Where "heart" appears in a line of the entries below, that line should be copied.
*** Opening RECORDS PROVIDED ***
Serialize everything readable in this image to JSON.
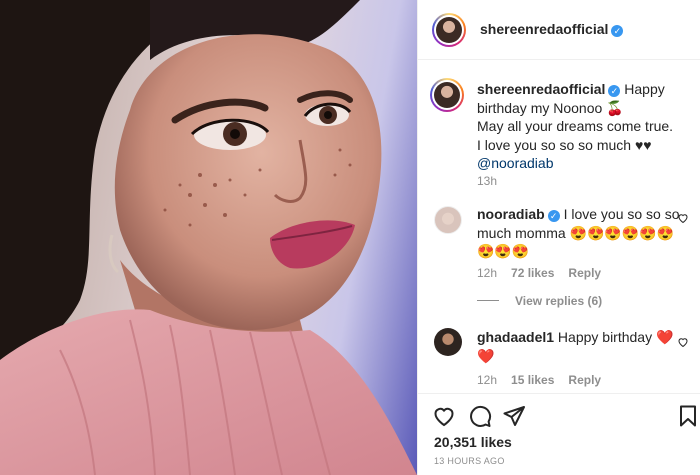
{
  "post": {
    "photo_alt": "",
    "author": {
      "username": "shereenredaofficial",
      "verified": true
    },
    "caption": {
      "line1": "Happy birthday my Noonoo 🍒",
      "line2": "May all your dreams come true.",
      "line3": "I love you so so so much ♥♥",
      "mention": "@nooradiab"
    },
    "caption_time": "13h",
    "comments": [
      {
        "username": "nooradiab",
        "verified": true,
        "text": "I love you so so so much momma 😍😍😍😍😍😍😍😍😍",
        "time": "12h",
        "likes": "72 likes",
        "reply": "Reply"
      },
      {
        "username": "ghadaadel1",
        "verified": false,
        "text": "Happy birthday ❤️ ❤️",
        "time": "12h",
        "likes": "15 likes",
        "reply": "Reply"
      }
    ],
    "view_replies": "View replies (6)",
    "likes": "20,351 likes",
    "posted_ago": "13 HOURS AGO"
  },
  "icons": {
    "like": "heart-outline-icon",
    "comment": "comment-icon",
    "share": "paper-plane-icon",
    "save": "bookmark-icon",
    "verified": "verified-badge-icon"
  },
  "colors": {
    "verified": "#3897f0",
    "meta": "#8e8e8e",
    "mention": "#00376b",
    "heart": "#ed4956"
  }
}
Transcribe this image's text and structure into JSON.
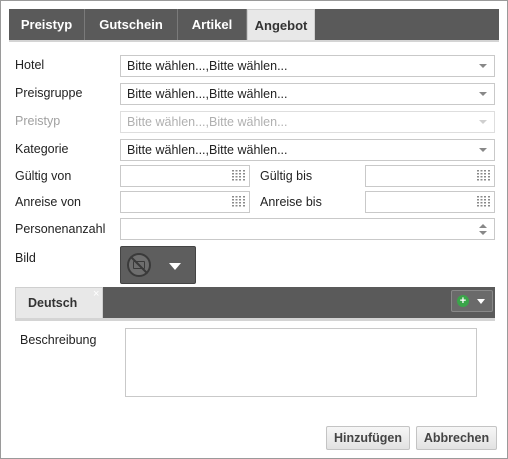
{
  "tabs": [
    "Preistyp",
    "Gutschein",
    "Artikel",
    "Angebot"
  ],
  "active_tab": "Angebot",
  "form": {
    "hotel_label": "Hotel",
    "hotel_value": "Bitte wählen...,Bitte wählen...",
    "preisgruppe_label": "Preisgruppe",
    "preisgruppe_value": "Bitte wählen...,Bitte wählen...",
    "preistyp_label": "Preistyp",
    "preistyp_value": "Bitte wählen...,Bitte wählen...",
    "kategorie_label": "Kategorie",
    "kategorie_value": "Bitte wählen...,Bitte wählen...",
    "gueltig_von_label": "Gültig von",
    "gueltig_bis_label": "Gültig bis",
    "anreise_von_label": "Anreise von",
    "anreise_bis_label": "Anreise bis",
    "personenanzahl_label": "Personenanzahl",
    "bild_label": "Bild"
  },
  "language_tab": {
    "label": "Deutsch",
    "close": "×"
  },
  "beschreibung_label": "Beschreibung",
  "buttons": {
    "add": "Hinzufügen",
    "cancel": "Abbrechen"
  },
  "colors": {
    "tabbar": "#5a5a5a",
    "active_tab": "#e8e8e8",
    "add_icon": "#3aa54a"
  },
  "icons": [
    "calendar-icon",
    "no-image-icon",
    "dropdown-caret-icon",
    "add-icon",
    "spinner-icon"
  ]
}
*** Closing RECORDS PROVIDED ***
## RESPONSE TO THE EXERCISE
    "like": "heart-outline-icon",
    "heart": "#ed4956"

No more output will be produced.